Question 12 from the first paper of 2000 asks: "Outline your postoperative management plan for a patient who has just -returned from the operating theatre after undergoing bilateral thoracoscopic lung reduction for emphysema".
This question can be generalised to any patient with a bilateral thoracoscopic lung resection.
(of course, the bilateral open lung resection is an entirely different animal - apparently the approach is usually through a sternotomy, at least in the former Soviet Union).
A great LITFL article on the topic of lung reduction surgery presents up to date information regarding the patient selection process and appropriate work-up.
A generic-looking systematic approach to the post-operative management of the bilateral lung reduction surgery patient can be found in the discussion of Question 12. The core of this brief summary will focus on idiosyncratic features of this procedure, rather than the bog-standard ICU supportive care. Yes, they will get some TEDs and ulcer prophylaxis, but that is not exciting or special. Yes, vigorous physiotherapy and early mobilisation is recommended, but ... when is it not recommended?

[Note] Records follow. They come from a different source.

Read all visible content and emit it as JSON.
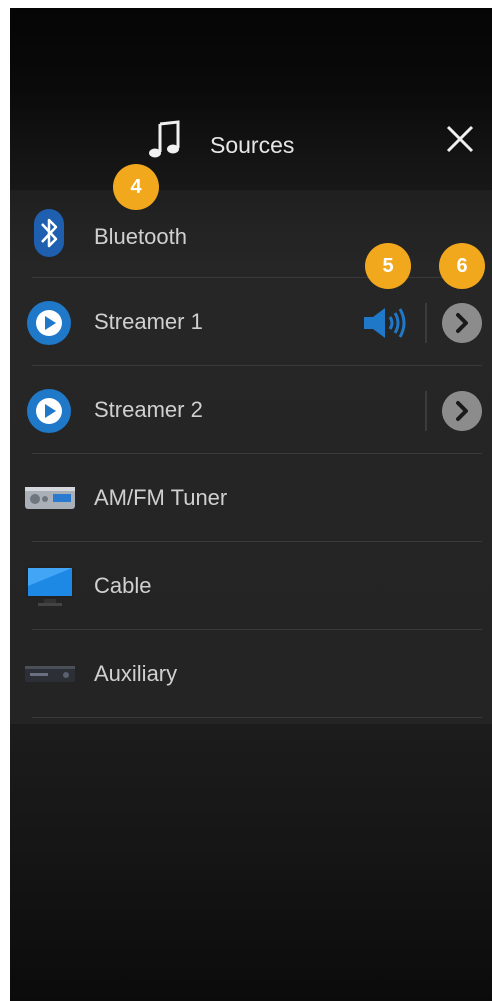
{
  "header": {
    "title": "Sources",
    "music_icon": "music-note-icon",
    "close_icon": "close-icon"
  },
  "sources": [
    {
      "label": "Bluetooth",
      "icon": "bluetooth-icon"
    },
    {
      "label": "Streamer 1",
      "icon": "streamer-icon",
      "playing": true,
      "speaker_icon": "speaker-volume-icon",
      "has_details": true
    },
    {
      "label": "Streamer 2",
      "icon": "streamer-icon",
      "has_details": true
    },
    {
      "label": "AM/FM Tuner",
      "icon": "tuner-icon"
    },
    {
      "label": "Cable",
      "icon": "tv-icon"
    },
    {
      "label": "Auxiliary",
      "icon": "aux-device-icon"
    }
  ],
  "callouts": [
    "4",
    "5",
    "6"
  ],
  "colors": {
    "accent_blue": "#1f78c8",
    "callout": "#f1a81c",
    "chevron_bg": "#8c8c8c"
  }
}
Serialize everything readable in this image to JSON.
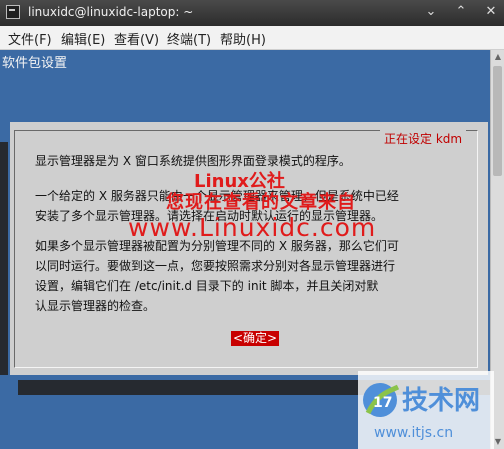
{
  "window": {
    "title": "linuxidc@linuxidc-laptop: ~",
    "controls": [
      "minimize-icon",
      "maximize-icon",
      "close-icon"
    ]
  },
  "menu": {
    "items": [
      "文件(F)",
      "编辑(E)",
      "查看(V)",
      "终端(T)",
      "帮助(H)"
    ]
  },
  "terminal": {
    "header": "软件包设置"
  },
  "dialog": {
    "title": "正在设定 kdm",
    "paragraphs": [
      "显示管理器是为 X 窗口系统提供图形界面登录模式的程序。",
      "一个给定的 X 服务器只能由一个显示管理器来管理，但是系统中已经\n安装了多个显示管理器。请选择在启动时默认运行的显示管理器。",
      "如果多个显示管理器被配置为分别管理不同的 X 服务器，那么它们可\n以同时运行。要做到这一点，您要按照需求分别对各显示管理器进行\n设置，编辑它们在 /etc/init.d 目录下的 init 脚本，并且关闭对默\n认显示管理器的检查。"
    ],
    "ok_button": "<确定>"
  },
  "watermark": {
    "line1": "Linux公社",
    "line2": "您现在查看的文章来自",
    "line3": "www.Linuxidc.com"
  },
  "logo": {
    "brand": "技术网",
    "url": "www.itjs.cn"
  },
  "colors": {
    "terminal_bg": "#3b6aa4",
    "dialog_bg": "#cfcfcf",
    "accent_red": "#c80000"
  }
}
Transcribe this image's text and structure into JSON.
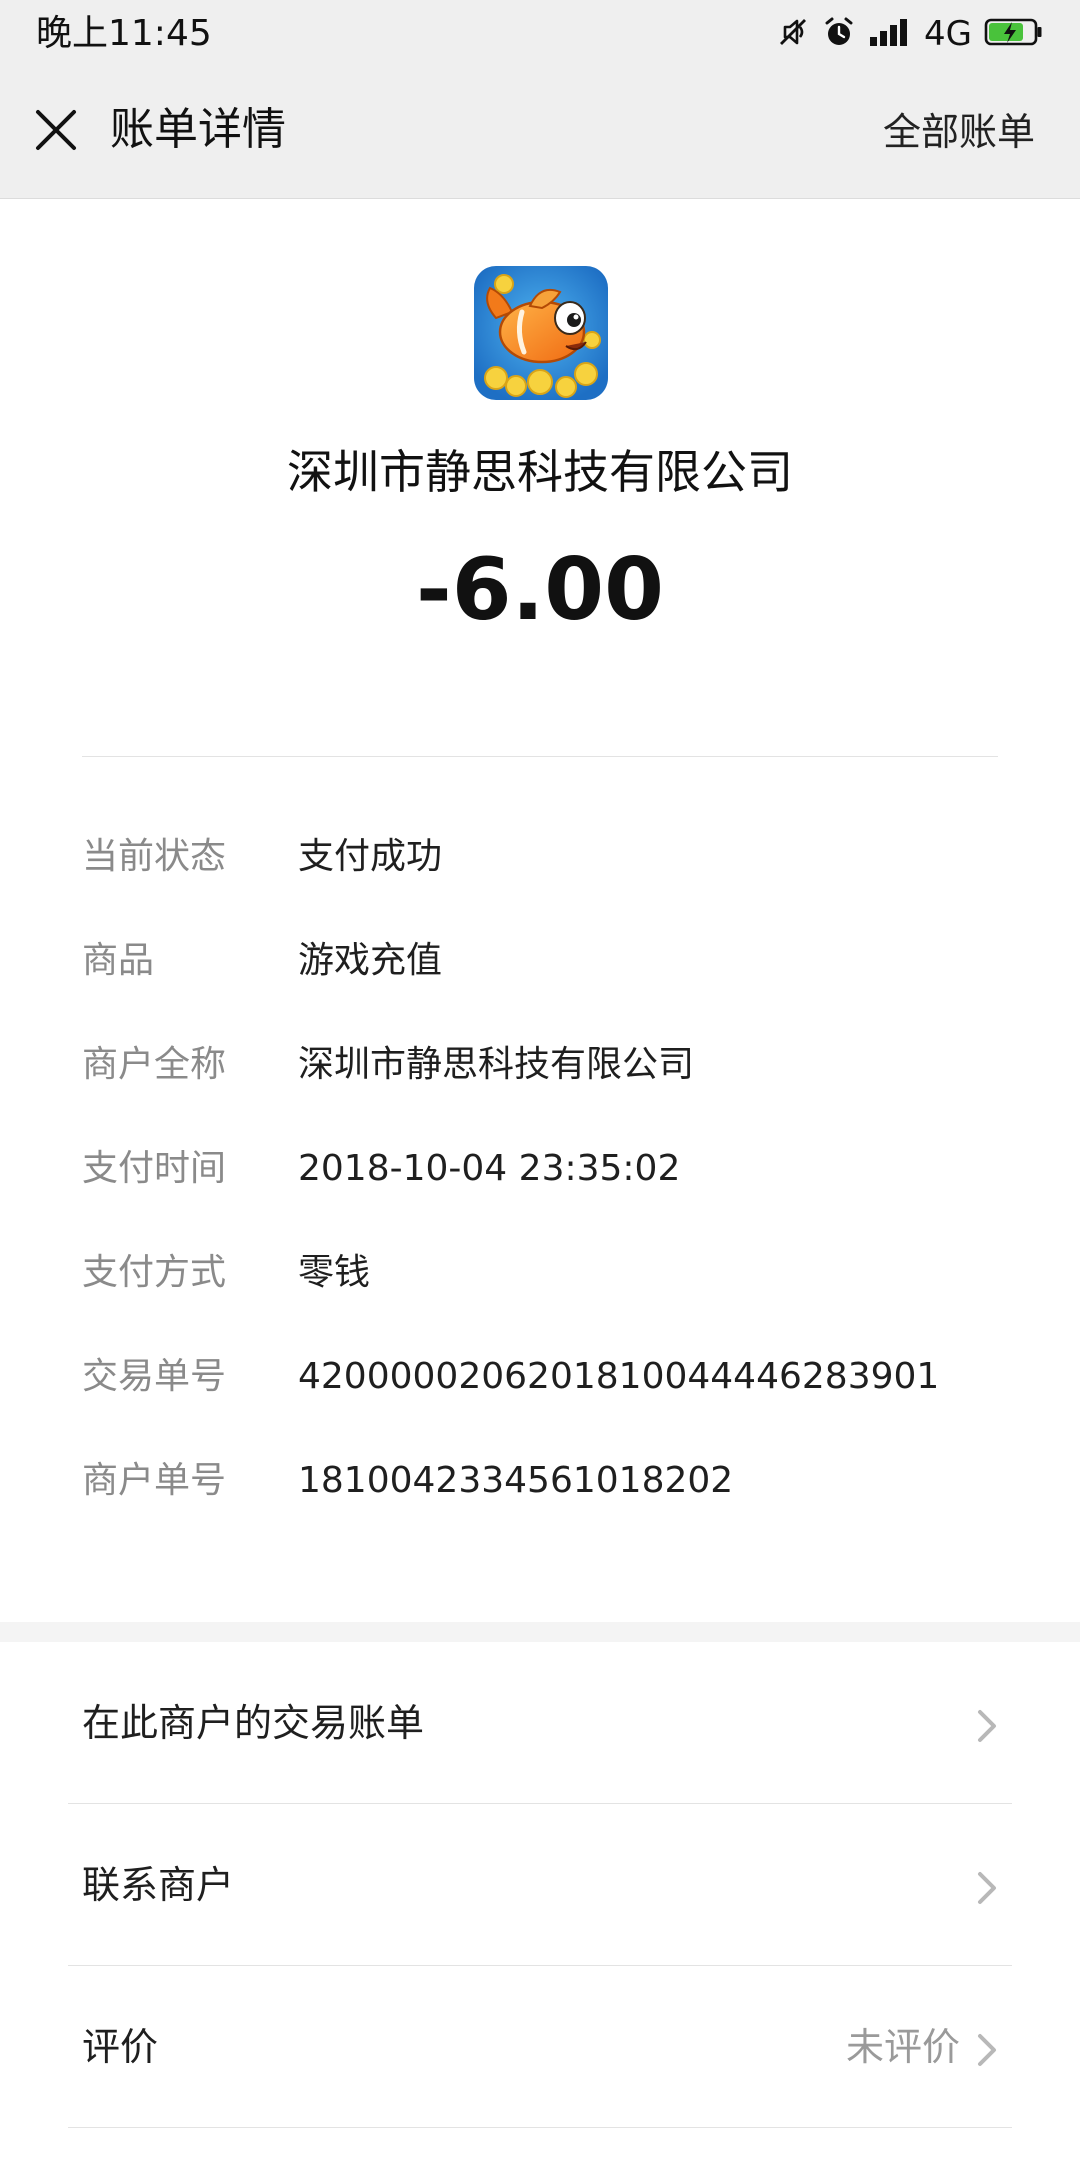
{
  "status_bar": {
    "time": "晚上11:45",
    "network": "4G",
    "icons": [
      "mute-icon",
      "alarm-icon",
      "signal-icon",
      "battery-charging-icon"
    ]
  },
  "nav": {
    "title": "账单详情",
    "close_icon": "close-icon",
    "action_label": "全部账单"
  },
  "merchant": {
    "logo": "goldfish-game-logo",
    "name": "深圳市静思科技有限公司",
    "amount": "-6.00"
  },
  "details": [
    {
      "label": "当前状态",
      "value": "支付成功"
    },
    {
      "label": "商品",
      "value": "游戏充值"
    },
    {
      "label": "商户全称",
      "value": "深圳市静思科技有限公司"
    },
    {
      "label": "支付时间",
      "value": "2018-10-04 23:35:02"
    },
    {
      "label": "支付方式",
      "value": "零钱"
    },
    {
      "label": "交易单号",
      "value": "4200000206201810044446283901"
    },
    {
      "label": "商户单号",
      "value": "1810042334561018202"
    }
  ],
  "menu": [
    {
      "label": "在此商户的交易账单",
      "value": ""
    },
    {
      "label": "联系商户",
      "value": ""
    },
    {
      "label": "评价",
      "value": "未评价"
    }
  ],
  "colors": {
    "header_bg": "#efefef",
    "label_gray": "#8a8a8a",
    "text": "#1f1f1f",
    "battery_green": "#49c23b"
  }
}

Key issues in the care of the patient recovering from lung reduction surgery
- These people should progress to spontaneous breathing as soon as possible.
- A major reason why early post-op extubation might be impossible is post-operative hypothermia and shivering: the increased CO2 production may result in a prohibitively high ventilatory demand.
- As close as possible to upright positioning is ideal
- This is purely to improve lung mechanics
- A thoracic epidural would be ideal
- PCA is a poor second
Chest drain management
- There will inevitably be some pneumothorax post-op, and there will inevitably be chest drains. There will also be an air leak in something like 90% of patients.
- These should be set to underwater seal only, rather than suction.
- Suction should be avoided unless the pneumothorax is truly massive.
- Avoidance of suction promotes decreased rates of bronchopleural fistula.
Neutral fluid balance
- These people are for a number of reasons at a greater risk of ALI.
- A recent review of the evidence recommends a perioperative positive fluid balance of no greater than 1.5L